The expected answer comprises all lines from the entries that contain the string "year".

(Source data)

# # # # # # #

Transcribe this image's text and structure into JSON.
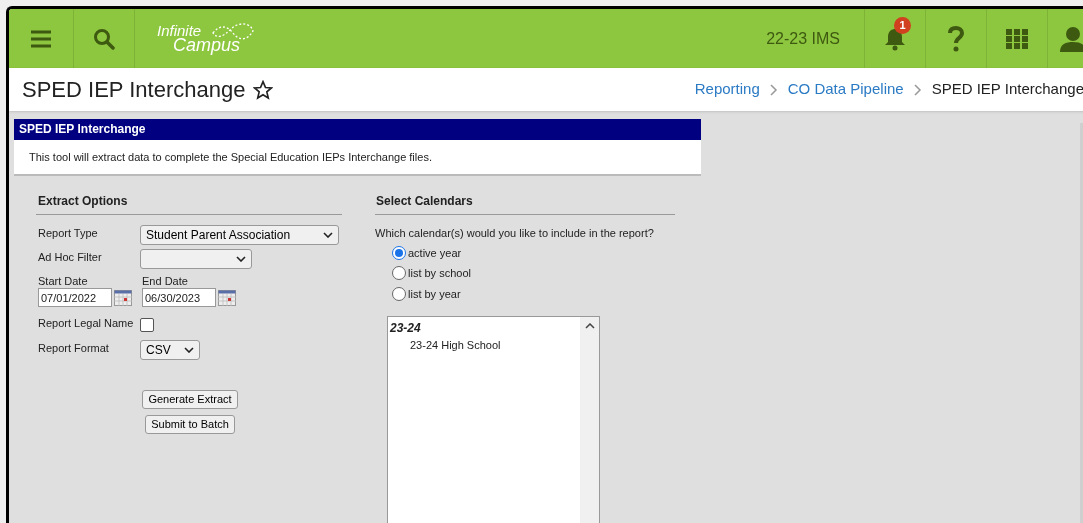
{
  "header": {
    "logo": {
      "line1": "Infinite",
      "line2": "Campus"
    },
    "context": "22-23 IMS",
    "notification_count": "1"
  },
  "page": {
    "title": "SPED IEP Interchange",
    "favorite": false,
    "breadcrumbs": [
      {
        "label": "Reporting",
        "kind": "link"
      },
      {
        "label": "CO Data Pipeline",
        "kind": "link"
      },
      {
        "label": "SPED IEP Interchange",
        "kind": "current"
      }
    ]
  },
  "panel": {
    "title": "SPED IEP Interchange",
    "description": "This tool will extract data to complete the Special Education IEPs Interchange files."
  },
  "extract_options": {
    "heading": "Extract Options",
    "report_type": {
      "label": "Report Type",
      "value": "Student Parent Association"
    },
    "ad_hoc_filter": {
      "label": "Ad Hoc Filter"
    },
    "start_date": {
      "label": "Start Date",
      "value": "07/01/2022"
    },
    "end_date": {
      "label": "End Date",
      "value": "06/30/2023"
    },
    "report_legal_name": {
      "label": "Report Legal Name",
      "checked": false
    },
    "report_format": {
      "label": "Report Format",
      "value": "CSV"
    },
    "buttons": [
      "Generate Extract",
      "Submit to Batch"
    ]
  },
  "select_calendars": {
    "heading": "Select Calendars",
    "question": "Which calendar(s) would you like to include in the report?",
    "options": [
      {
        "label": "active year",
        "selected": true
      },
      {
        "label": "list by school",
        "selected": false
      },
      {
        "label": "list by year",
        "selected": false
      }
    ],
    "calendar_list": [
      {
        "year": "23-24",
        "calendars": [
          "23-24 High School"
        ]
      }
    ]
  }
}
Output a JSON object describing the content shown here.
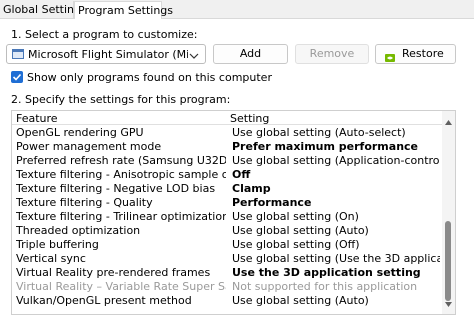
{
  "tabs": [
    {
      "label": "Global Settings"
    },
    {
      "label": "Program Settings"
    }
  ],
  "step1_label": "1. Select a program to customize:",
  "program_select": {
    "value": "Microsoft Flight Simulator (Micros..."
  },
  "buttons": {
    "add": "Add",
    "remove": "Remove",
    "restore": "Restore"
  },
  "show_only_checkbox": {
    "label": "Show only programs found on this computer",
    "checked": true
  },
  "step2_label": "2. Specify the settings for this program:",
  "table": {
    "headers": {
      "feature": "Feature",
      "setting": "Setting"
    },
    "rows": [
      {
        "feature": "OpenGL rendering GPU",
        "setting": "Use global setting (Auto-select)"
      },
      {
        "feature": "Power management mode",
        "setting": "Prefer maximum performance"
      },
      {
        "feature": "Preferred refresh rate (Samsung U32D970)",
        "setting": "Use global setting (Application-controlled)"
      },
      {
        "feature": "Texture filtering - Anisotropic sample opti...",
        "setting": "Off"
      },
      {
        "feature": "Texture filtering - Negative LOD bias",
        "setting": "Clamp"
      },
      {
        "feature": "Texture filtering - Quality",
        "setting": "Performance"
      },
      {
        "feature": "Texture filtering - Trilinear optimization",
        "setting": "Use global setting (On)"
      },
      {
        "feature": "Threaded optimization",
        "setting": "Use global setting (Auto)"
      },
      {
        "feature": "Triple buffering",
        "setting": "Use global setting (Off)"
      },
      {
        "feature": "Vertical sync",
        "setting": "Use global setting (Use the 3D application s..."
      },
      {
        "feature": "Virtual Reality pre-rendered frames",
        "setting": "Use the 3D application setting"
      },
      {
        "feature": "Virtual Reality – Variable Rate Super Sampli...",
        "setting": "Not supported for this application"
      },
      {
        "feature": "Vulkan/OpenGL present method",
        "setting": "Use global setting (Auto)"
      }
    ]
  },
  "colors": {
    "accent": "#1f6ed4",
    "nvidia_green": "#76b900",
    "disabled_text": "#9a9a9a"
  }
}
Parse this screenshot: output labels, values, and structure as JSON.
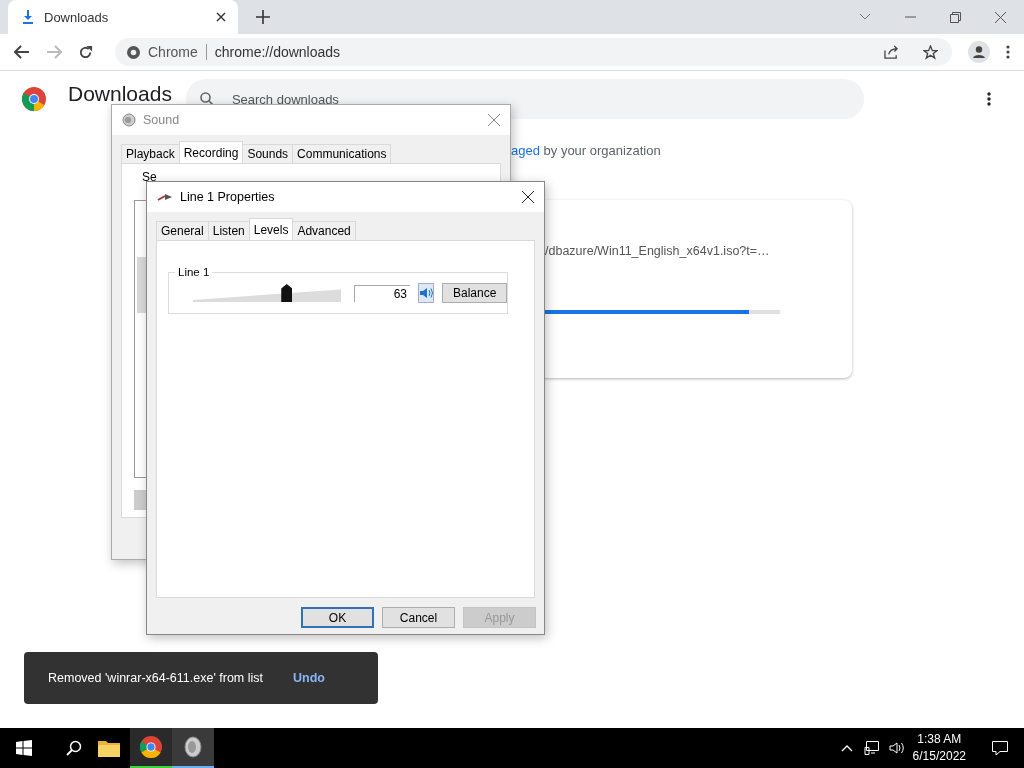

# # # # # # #

**Expected answer:**
        "label": "active year",
        "label": "list by year",
        "year": "23-24",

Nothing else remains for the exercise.